Opening sentence informs the reader that this is the chapter when Briony “will commit her crime.”
We are back a little bit in time, to the search party moments earlier, and Briony is searching for the twins on her own. Happy that Cecilia is under the protection of Leon, Briony heads in the opposite direction of Robbie, the “maniac,” and towards the lake. Before Briony leaves the lot nearest the house, she voyeuristically observes her mother in the window. She contemplates entering the drawing room and waiting with her mother, cuddled and secured, for the rest of the crew to return with the twins. Determined, however, that she is no longer a child, she abandons these infantile desires and continues with her search for the twins.
Following a hunch that the twins may be in the temple in the lake, Briony makes her way towards the island. As she nears, she thinks she spots a bush or tree in the temple that she is unfamiliar with. As she closes in, the bush splits into two and it is then that she realizes it wasn’t a bust at all, but two people.
Lola calls out, unsure, for Briony. At this moment, a larger figure dashes from the scene, leaving the terrified Lola rocking in fear and shock on the floor of the temple. Without clearly saying it, Lola was in the process of being raped. Briony approaches her older cousin and immediately does her best to comfort her. It is at this point that Briony begins to unravel her “crime.”
At first, Briony repeatedly asks her cousin: “Was it him?” But Lola never answers. After repeated attempts to have her cousin identify her assailant, Briony realizes Lola doesn’t know who it was, creating an opening for her to plant the notion that it had to be “the maniac.” Lola herself continues to be unsure, but does not act with any sort of defiance or authority over Briony's accusations. She explains to Briony that she never did see the man that was raping her. She was attacked from behind and her eyes were covered during the assault. Briony ignores this doubt, inferring it had to be Robbie. She tells Lola about the scene she witnessed in the library between Robbie and Cecilia, further supporting her claim. Briony is now determined that the rapist must be Robbie.
She comforts Lola to the best that she can, who is still contending the doubt in Briony’s claims. The two eventually leave the temple and make their way back to the house. Before they can ascend the embankment (Lola cries she is too weak), Leon and Cecilia appear on the bridge. Leon carries Lola without asking questions; Cecilia remains silent, attempting maternal care that goes ignored. As they walk to the house, Briony expels the tale she is now “certain” of exactly what happened.
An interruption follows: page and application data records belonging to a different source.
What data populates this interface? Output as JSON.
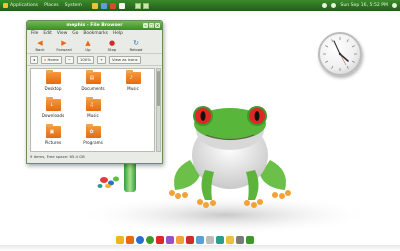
{
  "top_panel": {
    "applications": "Applications",
    "places": "Places",
    "system": "System",
    "clock_text": "Sun Sep 16, 5:52 PM",
    "colors": {
      "panel": "#2f7a22",
      "launcher_a": "#e9c23a",
      "launcher_b": "#5aa0d8",
      "launcher_c": "#d94a2a"
    }
  },
  "window": {
    "title": "mephis - File Browser",
    "menu": [
      "File",
      "Edit",
      "View",
      "Go",
      "Bookmarks",
      "Help"
    ],
    "toolbar": [
      {
        "label": "Back",
        "icon": "back-arrow-icon"
      },
      {
        "label": "Forward",
        "icon": "forward-arrow-icon"
      },
      {
        "label": "Up",
        "icon": "up-arrow-icon"
      },
      {
        "label": "Stop",
        "icon": "stop-icon"
      },
      {
        "label": "Reload",
        "icon": "reload-icon"
      }
    ],
    "location": {
      "home_label": "Home",
      "view_label": "View as Icons",
      "zoom": "100%"
    },
    "items": [
      {
        "label": "Desktop",
        "icon": "folder-icon"
      },
      {
        "label": "Documents",
        "icon": "folder-icon"
      },
      {
        "label": "Music",
        "icon": "folder-icon"
      },
      {
        "label": "Downloads",
        "icon": "folder-icon"
      },
      {
        "label": "Music",
        "icon": "folder-icon"
      },
      {
        "label": "Pictures",
        "icon": "folder-icon"
      },
      {
        "label": "Programs",
        "icon": "folder-icon"
      }
    ],
    "status": "9 items, Free space: 65.4 GB"
  }
}
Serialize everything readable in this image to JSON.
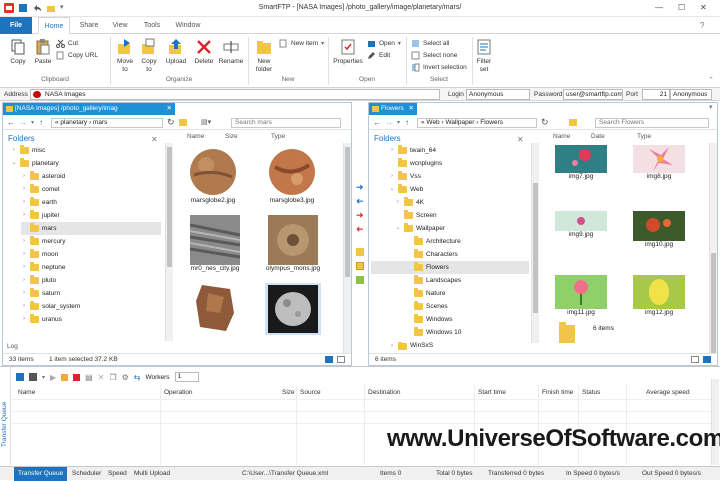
{
  "window": {
    "title": "SmartFTP - [NASA Images] /photo_gallery/image/planetary/mars/",
    "min": "—",
    "max": "☐",
    "close": "✕"
  },
  "ribbon_tabs": [
    "File",
    "Home",
    "Share",
    "View",
    "Tools",
    "Window"
  ],
  "ribbon": {
    "copy": "Copy",
    "paste": "Paste",
    "cut": "Cut",
    "copy_url": "Copy URL",
    "clipboard": "Clipboard",
    "move_to": "Move to",
    "copy_to": "Copy to",
    "upload": "Upload",
    "delete": "Delete",
    "rename": "Rename",
    "organize": "Organize",
    "new_folder": "New folder",
    "new_item": "New item",
    "new": "New",
    "properties": "Properties",
    "open": "Open",
    "edit": "Edit",
    "open_group": "Open",
    "select_all": "Select all",
    "select_none": "Select none",
    "invert_selection": "Invert selection",
    "select": "Select",
    "filter_set": "Filter set"
  },
  "address": {
    "label": "Address",
    "value": "NASA Images",
    "login_label": "Login",
    "login_value": "Anonymous",
    "password_label": "Password",
    "password_value": "user@smartftp.com",
    "port_label": "Port",
    "port_value": "21",
    "mode_value": "Anonymous"
  },
  "left_pane": {
    "tab": "[NASA Images] /photo_gallery/imag",
    "crumbs": "« planetary › mars",
    "search": "Search mars",
    "folders": "Folders",
    "col_name": "Name",
    "col_size": "Size",
    "col_type": "Type",
    "tree": [
      "misc",
      "planetary",
      "asteroid",
      "comet",
      "earth",
      "jupiter",
      "mars",
      "mercury",
      "moon",
      "neptune",
      "pluto",
      "saturn",
      "solar_system",
      "uranus"
    ],
    "thumbs": [
      "marsglobe2.jpg",
      "marsglobe3.jpg",
      "mr0_nes_city.jpg",
      "olympus_mons.jpg",
      "",
      ""
    ],
    "log": "Log",
    "status_items": "33 items",
    "status_sel": "1 item selected  37.2 KB"
  },
  "right_pane": {
    "tab": "Flowers",
    "crumbs": "« Web › Wallpaper › Flowers",
    "search": "Search Flowers",
    "folders": "Folders",
    "col_name": "Name",
    "col_date": "Date",
    "col_type": "Type",
    "tree": [
      "twain_64",
      "wcnplugins",
      "Vss",
      "Web",
      "4K",
      "Screen",
      "Wallpaper",
      "Architecture",
      "Characters",
      "Flowers",
      "Landscapes",
      "Nature",
      "Scenes",
      "Windows",
      "Windows 10",
      "WinSxS"
    ],
    "thumbs": [
      "img7.jpg",
      "img8.jpg",
      "img9.jpg",
      "img10.jpg",
      "img11.jpg",
      "img12.jpg"
    ],
    "items_label": "6 items",
    "status_items": "6 items"
  },
  "queue": {
    "title": "Transfer Queue",
    "workers_label": "Workers",
    "workers_value": "1",
    "cols": [
      "Name",
      "Operation",
      "Size",
      "Source",
      "Destination",
      "Start time",
      "Finish time",
      "Status",
      "Average speed"
    ]
  },
  "bottom": {
    "tabs": [
      "Transfer Queue",
      "Scheduler",
      "Speed",
      "Multi Upload"
    ],
    "path": "C:\\User...\\Transfer Queue.xml",
    "items": "Items 0",
    "total": "Total 0 bytes",
    "transferred": "Transferred 0 bytes",
    "in_speed": "In Speed 0 bytes/s",
    "out_speed": "Out Speed 0 bytes/s"
  },
  "watermark": "www.UniverseOfSoftware.com",
  "colors": {
    "accent": "#1e73be",
    "pane_tab": "#1e90d8",
    "folder": "#f3c547"
  }
}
Briony's interpretation of Cecilia and Robbie's love leads her to believe she must "protect her sister." This is an inversion to the way that Cecilia used to protect Briony after nightmares, and instead of protecting her by imploring "come back," the failed attempt causes her to go away. The crime she is about to commit is smothered in good intentions, however misguided they may be.
Again, we have the theme of misunderstanding or misinterpreting a sensory experience. What Briony "sees" by the lake isn't enough to overcome what she "imagines" to be true. This visual confusion in the dark (literally and figuratively) contributes to Briony's false accusation of Robbie, proving she trusts her literary instincts more than visual data. Briony's crime then, is not that she blatantly lies, but that she confuses fact for fiction through her talent for artistic creation.
On page 150, it is noted that Briony's childhood ended "in the dark." What began as a scene in a well-lit nursery, ends with a scene in a darkened wilderness. McEwan is making obvious references to literary allusion here, specifically to William Blake's Songs of Innocence and Experience--the lamb and the tyger. Briony is now a participant in real life, in the wild, by a lake, instead of a player in a childhood fairytale in a nursery.
The rape happens near a temple "on an artificial island in an artificial lake." Even the surroundings are made up, but still 200 years old. Just like the art of writing and story-telling, what is perceived as natural and ancient, can be one without necessarily being the other.
Briony is not the only one to commit a crime here. Lola's silence when she very well knows Briony is making up her "knowing" of what she saw is just as indicting. As well, when the authorities arrive and the adults are involved, everyone relies on the testimony of one thirteen-year-old girl. The adults ignorance in such matters and failure to pursue proper truth can warrant just as much blame for Robbie's false arrest, if not more.
Finally, Robbie is described as the true hero, coming down the embankment towards the house with the two twins at his side. This is a foreshadowing and further representation of the idea that the Quincey boys are interchangeable with Corporals Nettles and Mace. Here we have Robbie leading them from the wilderness back to the home front in safety. Robbie as "hero" to the narrator's eyes stretches beyond that fateful night in 1935 and into the war. It is Nettles in the end who shares Robbie's letters with Briony so she can accurately write the war section of the book, and it is Pierrot in the end who finally organized the "Trials of Arabella" to be played out in full.